Today is Super Bowl Sunday, and even if your hometown’s team is one of the competitors, none has completely escaped chatter about the brain-injury controversy—from CNN’s report on the long-lasting damage suffered by former players, after years of impacts like those at left, to stories from Business Week and others on how states are already changing practice rules for school sports.

If you watch the game, you’ll see at least one of those expensive PSAs on the subject. And if you’re a New York Times reader, you might have seen the following quote from a 1928 issue of the Journal of the American Medical Association: “There is a very definite brain injury due to single or repeated blows on the head or jaw which cause multiple concussion hemorrhages. … The condition can no longer be ignored by the medical profession or the public.”

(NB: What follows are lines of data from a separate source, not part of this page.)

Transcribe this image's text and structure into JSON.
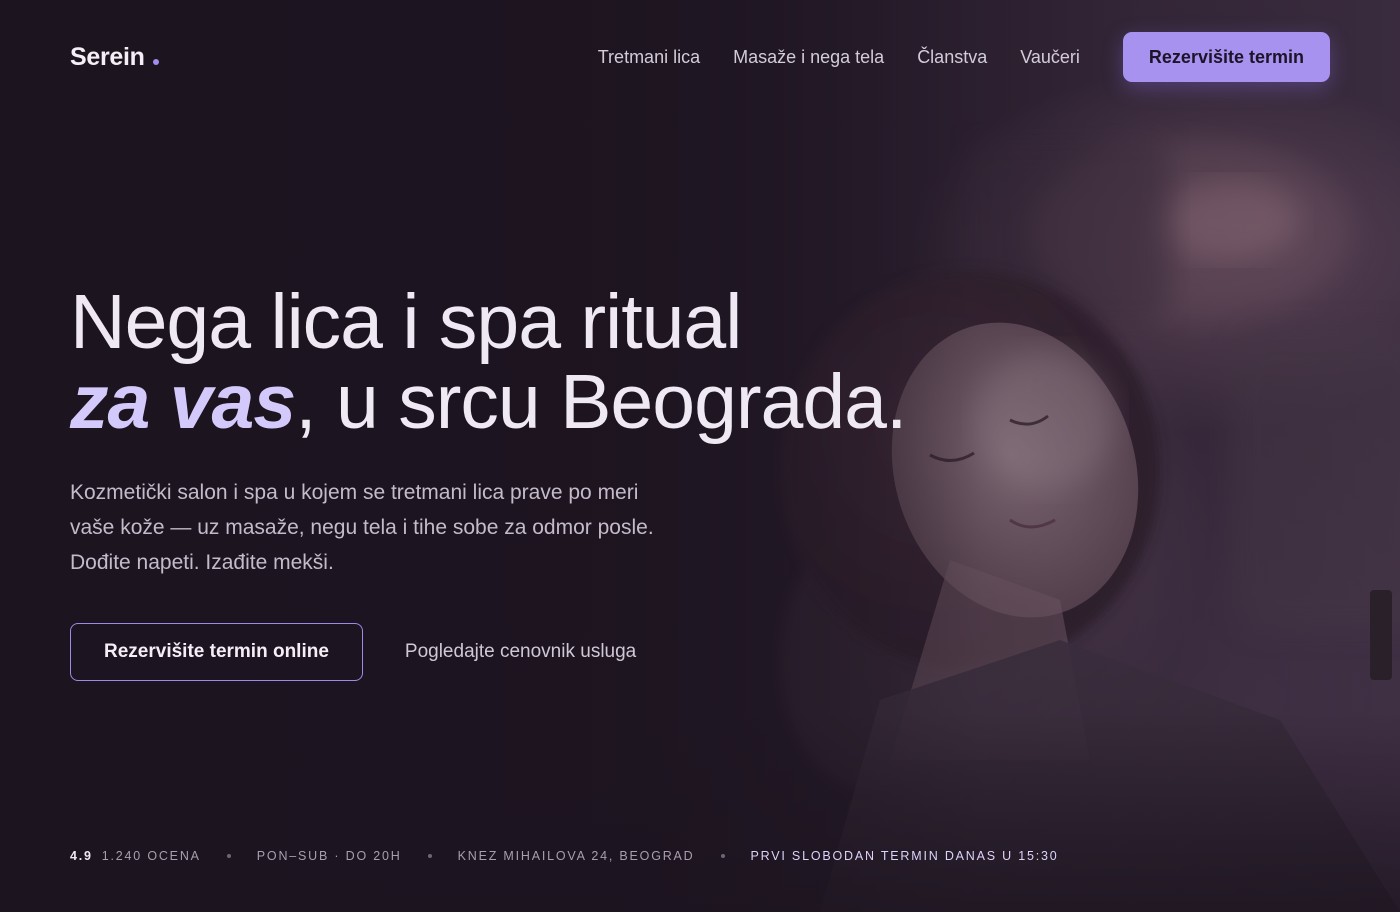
{
  "brand": {
    "name": "Serein",
    "accent_color": "#a48bf0"
  },
  "nav": {
    "links": [
      "Tretmani lica",
      "Masaže i nega tela",
      "Članstva",
      "Vaučeri"
    ],
    "cta": "Rezervišite termin"
  },
  "hero": {
    "headline_line1": "Nega lica i spa ritual",
    "headline_accent": "za vas",
    "headline_rest": ", u srcu Beograda.",
    "lead": "Kozmetički salon i spa u kojem se tretmani lica prave po meri vaše kože — uz masaže, negu tela i tihe sobe za odmor posle. Dođite napeti. Izađite mekši.",
    "primary_cta": "Rezervišite termin online",
    "secondary_cta": "Pogledajte cenovnik usluga"
  },
  "info_strip": {
    "rating": "4.9",
    "reviews": "1.240 ocena",
    "hours": "Pon–Sub · do 20h",
    "address": "Knez Mihailova 24, Beograd",
    "next_slot": "Prvi slobodan termin danas u 15:30"
  },
  "colors": {
    "background": "#1c141f",
    "accent_button": "#a792f0",
    "accent_text": "#d3c9fb"
  }
}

The report was cited by science writer Deborah Blum, who took particular aim at the NFL’s “injury expert,” Dr. Ira Casson. Dr. Casson has repeatedly said that there is “not enough evidence” that the injuries were lasting; Blum advises he learn how to use Google, then gives more  details of how the same gnarled lesions that we’re seeing now were found in autopsies 80 years ago.

Blum, a 56-year old Pulitzer-winning journalist, is the latest member of our Power Women for Safe Football club, the cavalcade of powerful women, many of them grandmothers, who helped jump-start the concussion debate.

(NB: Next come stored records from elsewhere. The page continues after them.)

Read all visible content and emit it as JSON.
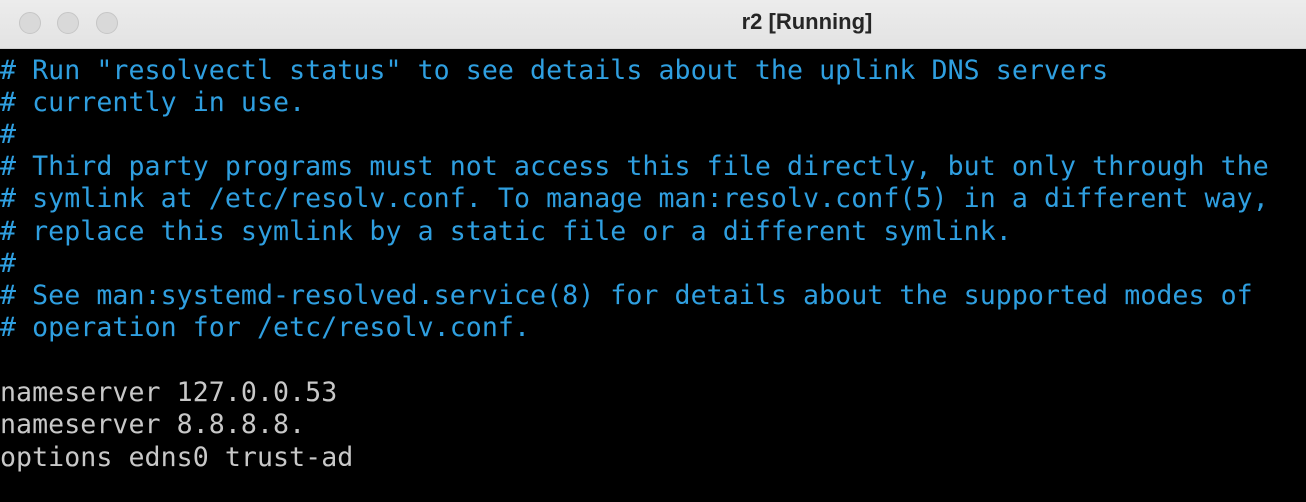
{
  "window": {
    "title": "r2 [Running]"
  },
  "terminal": {
    "lines": [
      {
        "text": "# Run \"resolvectl status\" to see details about the uplink DNS servers",
        "kind": "comment"
      },
      {
        "text": "# currently in use.",
        "kind": "comment"
      },
      {
        "text": "#",
        "kind": "comment"
      },
      {
        "text": "# Third party programs must not access this file directly, but only through the",
        "kind": "comment"
      },
      {
        "text": "# symlink at /etc/resolv.conf. To manage man:resolv.conf(5) in a different way,",
        "kind": "comment"
      },
      {
        "text": "# replace this symlink by a static file or a different symlink.",
        "kind": "comment"
      },
      {
        "text": "#",
        "kind": "comment"
      },
      {
        "text": "# See man:systemd-resolved.service(8) for details about the supported modes of",
        "kind": "comment"
      },
      {
        "text": "# operation for /etc/resolv.conf.",
        "kind": "comment"
      },
      {
        "text": "",
        "kind": "plain"
      },
      {
        "text": "nameserver 127.0.0.53",
        "kind": "plain"
      },
      {
        "text": "nameserver 8.8.8.8.",
        "kind": "plain"
      },
      {
        "text": "options edns0 trust-ad",
        "kind": "plain"
      }
    ]
  },
  "colors": {
    "comment": "#2f9fe0",
    "plain": "#c8c8c8",
    "background": "#000000"
  }
}
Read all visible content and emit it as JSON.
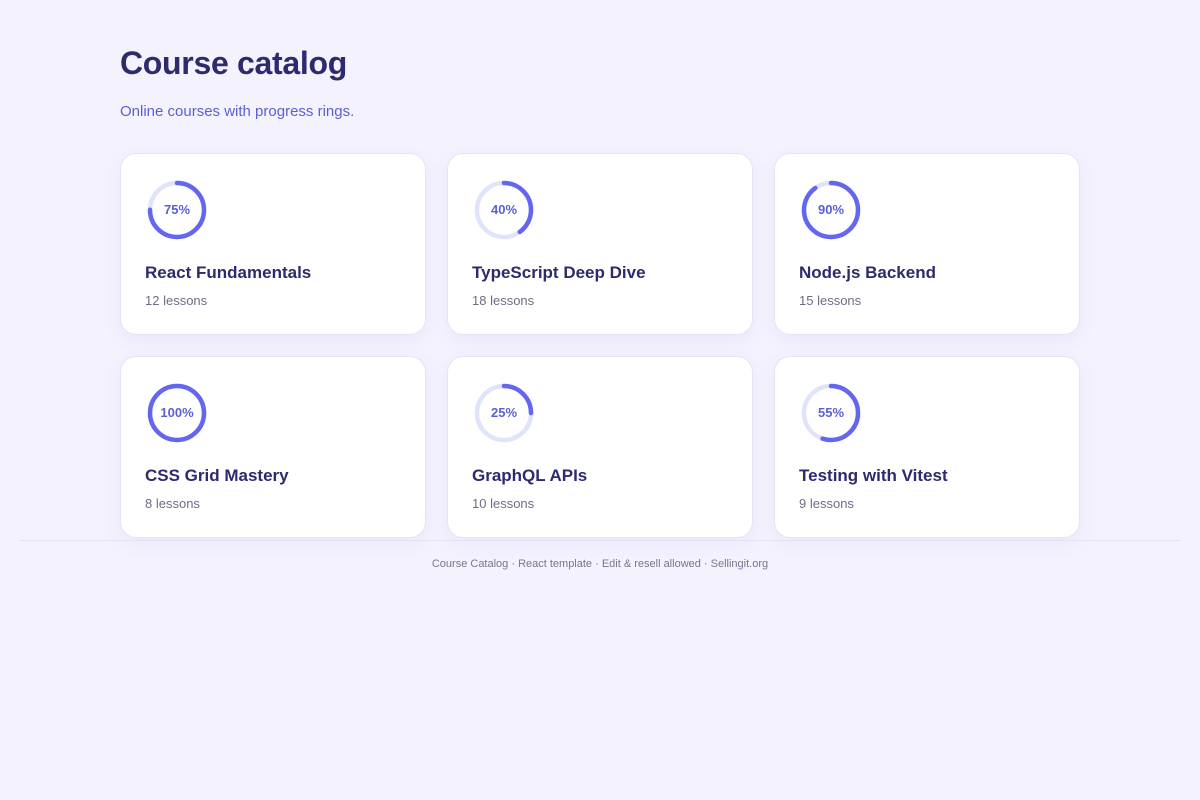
{
  "header": {
    "title": "Course catalog",
    "subtitle": "Online courses with progress rings."
  },
  "colors": {
    "accent": "#6366f1",
    "ring_track": "#e0e4fb",
    "title": "#2d2a6e",
    "subtitle": "#5b5fd6",
    "background": "#f4f2fd"
  },
  "courses": [
    {
      "title": "React Fundamentals",
      "lessons": "12 lessons",
      "progress": 75,
      "progress_label": "75%"
    },
    {
      "title": "TypeScript Deep Dive",
      "lessons": "18 lessons",
      "progress": 40,
      "progress_label": "40%"
    },
    {
      "title": "Node.js Backend",
      "lessons": "15 lessons",
      "progress": 90,
      "progress_label": "90%"
    },
    {
      "title": "CSS Grid Mastery",
      "lessons": "8 lessons",
      "progress": 100,
      "progress_label": "100%"
    },
    {
      "title": "GraphQL APIs",
      "lessons": "10 lessons",
      "progress": 25,
      "progress_label": "25%"
    },
    {
      "title": "Testing with Vitest",
      "lessons": "9 lessons",
      "progress": 55,
      "progress_label": "55%"
    }
  ],
  "footer": {
    "text": "Course Catalog · React template · Edit & resell allowed · Sellingit.org"
  }
}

This week, Rep. Linda Sanchez, one of the members that  WVFC has previously profiled, was featured on Dan Rather Reports in the segment “Taking a Hit.” Sanchez told Rather that Casson and the NFL seemed “very reminiscent of the tobacco industry saying that smoking didn’t cause, um–any damage to your health because they had their own studies. And their own studies, surprisingly, concluded that–you know, concussions, you know, really weren’t a big deal. I’m paraphrasing here. But, for many years, the attitude was to kind of muddy the water, so to speak, and not come out with a strong statement about concussion.”

And just today, NPR featured Miami neurologist Dr. Gillian Hotz, 40, who described how players get away with hiding multiple concussions: “What happens is, they build up this sensitivity that it’s OK to have these headaches all the time, that it’s OK to be a little dizzy, it’s OK that their vision’s blacked out. It goes away and they just keep playing, and the next time, it happens faster and the headaches last a little longer.” (Click here to watch Dr. Hotz on ESPN, showing as well as telling.)

We wonder if Gay Culverhouse, the former owner of the Tampa Bay Buccaneers who really blew the whistle on the NFL’s deceptions last fall, is pleased that things are starting to move — or if she, like many of us, is equally impatient that it took this long to start to make football safer.